Fatima Syed is an Ontario-based reporter for The Narwhal, the vice-president of the Canadian Association of Journalists, and the winner of the 2022 World Press Freedom Canada Award. She has worked for The Walrus, the Toronto Star, The Logic and Canada’s National Observer. She is a National Magazine Award nominee, a Digital Publishing Award winner, and has contributed chapters to two anthologies published by Coach House Books—Subdivided and House Divided. 


Photo of author Kim Stanley Robinson, book cover image for his book, Ministry of the Future, and photo of Dorothy Woodend.

Kim Stanley Robinson: Imagining a Better Climate Future

Register to Watch Replay (Recorded October 3)

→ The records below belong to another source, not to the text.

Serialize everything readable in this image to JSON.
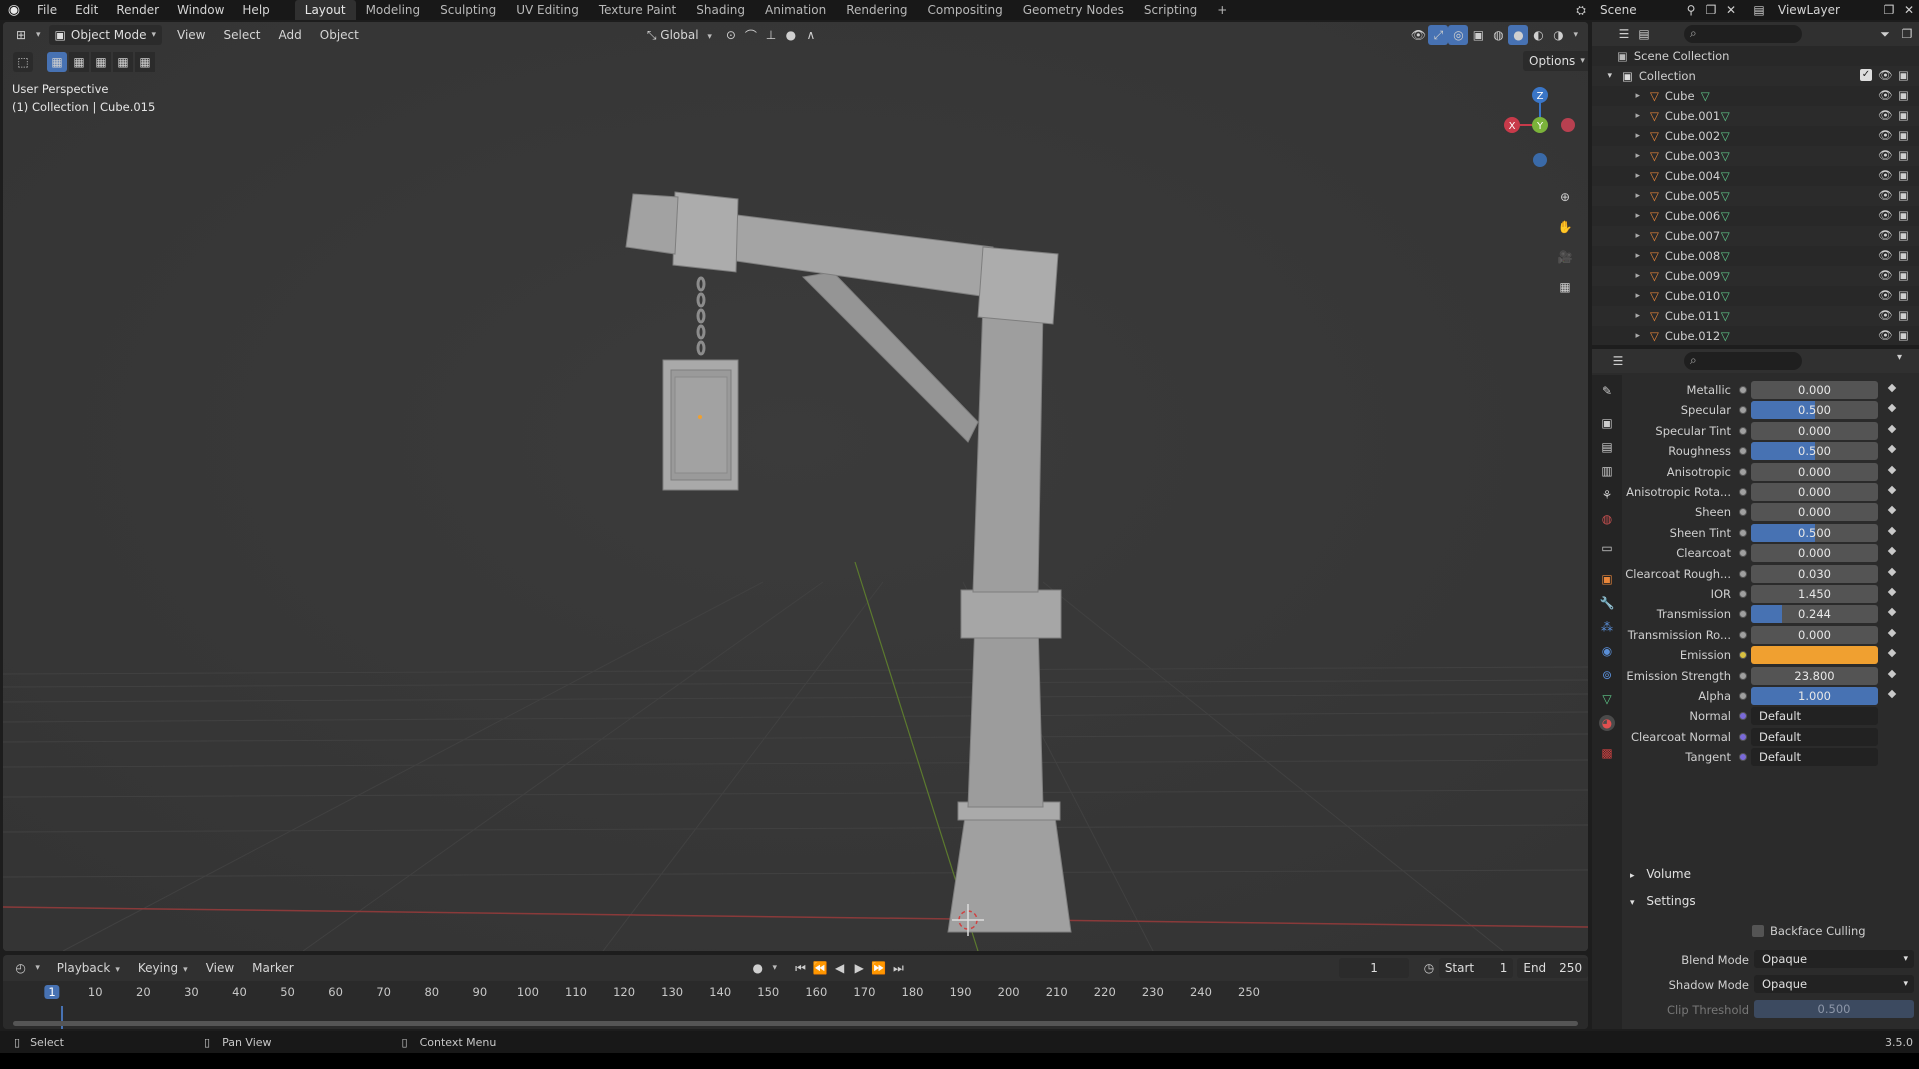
{
  "topbar": {
    "menus": [
      "File",
      "Edit",
      "Render",
      "Window",
      "Help"
    ],
    "workspaces": [
      "Layout",
      "Modeling",
      "Sculpting",
      "UV Editing",
      "Texture Paint",
      "Shading",
      "Animation",
      "Rendering",
      "Compositing",
      "Geometry Nodes",
      "Scripting"
    ],
    "active_workspace": "Layout",
    "add_tab": "+",
    "scene": "Scene",
    "view_layer": "ViewLayer"
  },
  "viewport": {
    "mode": "Object Mode",
    "menus": [
      "View",
      "Select",
      "Add",
      "Object"
    ],
    "transform_orientation": "Global",
    "options_label": "Options",
    "overlay_line1": "User Perspective",
    "overlay_line2": "(1) Collection | Cube.015",
    "gizmo": {
      "z": "Z",
      "y": "Y",
      "x": "X"
    }
  },
  "outliner": {
    "scene_collection": "Scene Collection",
    "collection": "Collection",
    "objects": [
      "Cube",
      "Cube.001",
      "Cube.002",
      "Cube.003",
      "Cube.004",
      "Cube.005",
      "Cube.006",
      "Cube.007",
      "Cube.008",
      "Cube.009",
      "Cube.010",
      "Cube.011",
      "Cube.012"
    ]
  },
  "properties": {
    "rows": [
      {
        "label": "Metallic",
        "value": "0.000",
        "fill": 0
      },
      {
        "label": "Specular",
        "value": "0.500",
        "fill": 0.5
      },
      {
        "label": "Specular Tint",
        "value": "0.000",
        "fill": 0
      },
      {
        "label": "Roughness",
        "value": "0.500",
        "fill": 0.5
      },
      {
        "label": "Anisotropic",
        "value": "0.000",
        "fill": 0
      },
      {
        "label": "Anisotropic Rota...",
        "value": "0.000",
        "fill": 0
      },
      {
        "label": "Sheen",
        "value": "0.000",
        "fill": 0
      },
      {
        "label": "Sheen Tint",
        "value": "0.500",
        "fill": 0.5
      },
      {
        "label": "Clearcoat",
        "value": "0.000",
        "fill": 0
      },
      {
        "label": "Clearcoat Rough...",
        "value": "0.030",
        "fill": 0
      },
      {
        "label": "IOR",
        "value": "1.450",
        "fill": 0
      },
      {
        "label": "Transmission",
        "value": "0.244",
        "fill": 0.244
      },
      {
        "label": "Transmission Ro...",
        "value": "0.000",
        "fill": 0
      },
      {
        "label": "Emission",
        "value": "",
        "color": "#f0a030"
      },
      {
        "label": "Emission Strength",
        "value": "23.800",
        "fill": 0
      },
      {
        "label": "Alpha",
        "value": "1.000",
        "fill": 1
      }
    ],
    "vector_rows": [
      {
        "label": "Normal",
        "value": "Default"
      },
      {
        "label": "Clearcoat Normal",
        "value": "Default"
      },
      {
        "label": "Tangent",
        "value": "Default"
      }
    ],
    "volume_label": "Volume",
    "settings_label": "Settings",
    "backface_culling": "Backface Culling",
    "blend_mode_label": "Blend Mode",
    "blend_mode": "Opaque",
    "shadow_mode_label": "Shadow Mode",
    "shadow_mode": "Opaque",
    "clip_threshold_label": "Clip Threshold",
    "clip_threshold": "0.500",
    "version": "3.5.0"
  },
  "timeline": {
    "menus": [
      "Playback",
      "Keying",
      "View",
      "Marker"
    ],
    "current_frame": "1",
    "start_label": "Start",
    "start": "1",
    "end_label": "End",
    "end": "250",
    "ticks": [
      "1",
      "10",
      "20",
      "30",
      "40",
      "50",
      "60",
      "70",
      "80",
      "90",
      "100",
      "110",
      "120",
      "130",
      "140",
      "150",
      "160",
      "170",
      "180",
      "190",
      "200",
      "210",
      "220",
      "230",
      "240",
      "250"
    ]
  },
  "statusbar": {
    "select": "Select",
    "pan": "Pan View",
    "context": "Context Menu"
  },
  "colors": {
    "accent_blue": "#4772b3",
    "emission": "#f0a030",
    "object_orange": "#e8863a",
    "mesh_green": "#5fc98a"
  }
}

Amidst the urgency and anxiety of the climate crisis, speculative fiction can help us find hope by showing what an alternative, better future could look like. In The Ministry for the Future, Kim Stanley Robinson imagines a world ravaged by climate disaster, where humans find ways to change politics, technology, and the economy to win the fight against climate change.

For our first event of this series, join a hopeful conversation about solutions to our most existential dilemma, and how imagining new futures can help us get there.

Moderated by Dorothy Woodend, culture editor for The Tyee.


Kim Stanley Robinson is the author of more than twenty books,  including the bestselling Mars trilogy and the critically acclaimed 2312, Shaman, New York 2140, and The Ministry for the Future. He has won the Hugo, Nebula, and Locus awards, the most prestigious awards for science fiction. In 2008, he was named a “Hero of the Environment” by Time magazine, and he works with the Sierra Nevada Research Institute.

Dorothy Woodend is the culture editor for The Tyee, and a renowned arts and culture critic. Her writing has received numerous awards, including the Max Wyman Award for Critical Writing in 2020, as well as Silver Medal for Best Column at the Digital Publishing Awards in 2019 and 2020. Dorothy is a member of the Broadcast Film Critics Association and the Vancouver Film Critics Circle.


BC Libraries Present is a new virtual author series that brings new insights and voices to people in every corner of British Columbia. This series is a project of BC’s public library federations, coordinated by Public Library InterLink, with the generous financial support of the Province of British Columbia through the Ministry of Municipal Affairs.